## What is required
Present the following entries again, word for word and in full.
### Extracted material
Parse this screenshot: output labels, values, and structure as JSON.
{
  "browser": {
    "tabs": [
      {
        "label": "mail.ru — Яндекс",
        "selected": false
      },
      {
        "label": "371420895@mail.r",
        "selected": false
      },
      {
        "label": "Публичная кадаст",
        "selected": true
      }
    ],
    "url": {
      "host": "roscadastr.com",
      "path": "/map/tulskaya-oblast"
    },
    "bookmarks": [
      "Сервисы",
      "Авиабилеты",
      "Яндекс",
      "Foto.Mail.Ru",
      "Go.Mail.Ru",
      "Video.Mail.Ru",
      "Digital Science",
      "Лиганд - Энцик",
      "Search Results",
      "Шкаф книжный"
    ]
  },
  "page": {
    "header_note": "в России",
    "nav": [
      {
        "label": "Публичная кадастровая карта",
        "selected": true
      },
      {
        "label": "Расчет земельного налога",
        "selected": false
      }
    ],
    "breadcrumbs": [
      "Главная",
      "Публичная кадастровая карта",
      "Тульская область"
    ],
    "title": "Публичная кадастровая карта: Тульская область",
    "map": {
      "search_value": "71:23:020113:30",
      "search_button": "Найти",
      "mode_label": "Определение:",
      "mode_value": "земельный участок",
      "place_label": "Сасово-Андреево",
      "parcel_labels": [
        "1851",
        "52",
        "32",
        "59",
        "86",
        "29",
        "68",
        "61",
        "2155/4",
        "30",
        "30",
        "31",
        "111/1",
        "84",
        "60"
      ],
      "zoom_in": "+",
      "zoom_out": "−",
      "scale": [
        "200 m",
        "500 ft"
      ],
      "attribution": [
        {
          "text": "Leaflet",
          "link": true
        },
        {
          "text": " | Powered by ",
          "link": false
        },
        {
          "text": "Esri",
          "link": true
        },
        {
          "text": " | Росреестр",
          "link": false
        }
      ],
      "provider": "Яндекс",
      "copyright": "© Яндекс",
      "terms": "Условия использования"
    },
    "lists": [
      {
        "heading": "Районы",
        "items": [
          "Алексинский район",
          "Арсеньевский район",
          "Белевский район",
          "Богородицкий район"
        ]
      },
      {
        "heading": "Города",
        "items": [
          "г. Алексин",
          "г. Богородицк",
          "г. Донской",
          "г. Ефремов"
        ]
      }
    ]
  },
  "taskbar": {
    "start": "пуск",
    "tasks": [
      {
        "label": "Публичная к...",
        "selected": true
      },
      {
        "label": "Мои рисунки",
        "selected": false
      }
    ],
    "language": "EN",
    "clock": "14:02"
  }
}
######
## Answer area
Parse this screenshot: output labels, values, and structure as JSON.
{
  "browser": {
    "tabs": [
      {
        "label": "mail.ru — Яндекс",
        "selected": false
      },
      {
        "label": "371420895@mail.r",
        "selected": false
      },
      {
        "label": "Публичная кадаст",
        "selected": true
      }
    ],
    "url": {
      "host": "roscadastr.com",
      "path": "/map/tulskaya-oblast"
    },
    "bookmarks": [
      "Сервисы",
      "Авиабилеты",
      "Яндекс",
      "Foto.Mail.Ru",
      "Go.Mail.Ru",
      "Video.Mail.Ru",
      "Digital Science",
      "Лиганд - Энцик",
      "Search Results",
      "Шкаф книжный"
    ]
  },
  "page": {
    "header_note": "в России",
    "nav": [
      {
        "label": "Публичная кадастровая карта",
        "selected": true
      },
      {
        "label": "Расчет земельного налога",
        "selected": false
      }
    ],
    "breadcrumbs": [
      "Главная",
      "Публичная кадастровая карта",
      "Тульская область"
    ],
    "title": "Публичная кадастровая карта: Тульская область",
    "map": {
      "search_value": "71:23:020113:30",
      "search_button": "Найти",
      "mode_label": "Определение:",
      "mode_value": "земельный участок",
      "place_label": "Сасово-Андреево",
      "parcel_labels": [
        "1851",
        "52",
        "32",
        "59",
        "86",
        "29",
        "68",
        "61",
        "2155/4",
        "30",
        "30",
        "31",
        "111/1",
        "84",
        "60"
      ],
      "zoom_in": "+",
      "zoom_out": "−",
      "scale": [
        "200 m",
        "500 ft"
      ],
      "attribution": [
        {
          "text": "Leaflet",
          "link": true
        },
        {
          "text": " | Powered by ",
          "link": false
        },
        {
          "text": "Esri",
          "link": true
        },
        {
          "text": " | Росреестр",
          "link": false
        }
      ],
      "provider": "Яндекс",
      "copyright": "© Яндекс",
      "terms": "Условия использования"
    },
    "lists": [
      {
        "heading": "Районы",
        "items": [
          "Алексинский район",
          "Арсеньевский район",
          "Белевский район",
          "Богородицкий район"
        ]
      },
      {
        "heading": "Города",
        "items": [
          "г. Алексин",
          "г. Богородицк",
          "г. Донской",
          "г. Ефремов"
        ]
      }
    ]
  },
  "taskbar": {
    "start": "пуск",
    "tasks": [
      {
        "label": "Публичная к...",
        "selected": true
      },
      {
        "label": "Мои рисунки",
        "selected": false
      }
    ],
    "language": "EN",
    "clock": "14:02"
  }
}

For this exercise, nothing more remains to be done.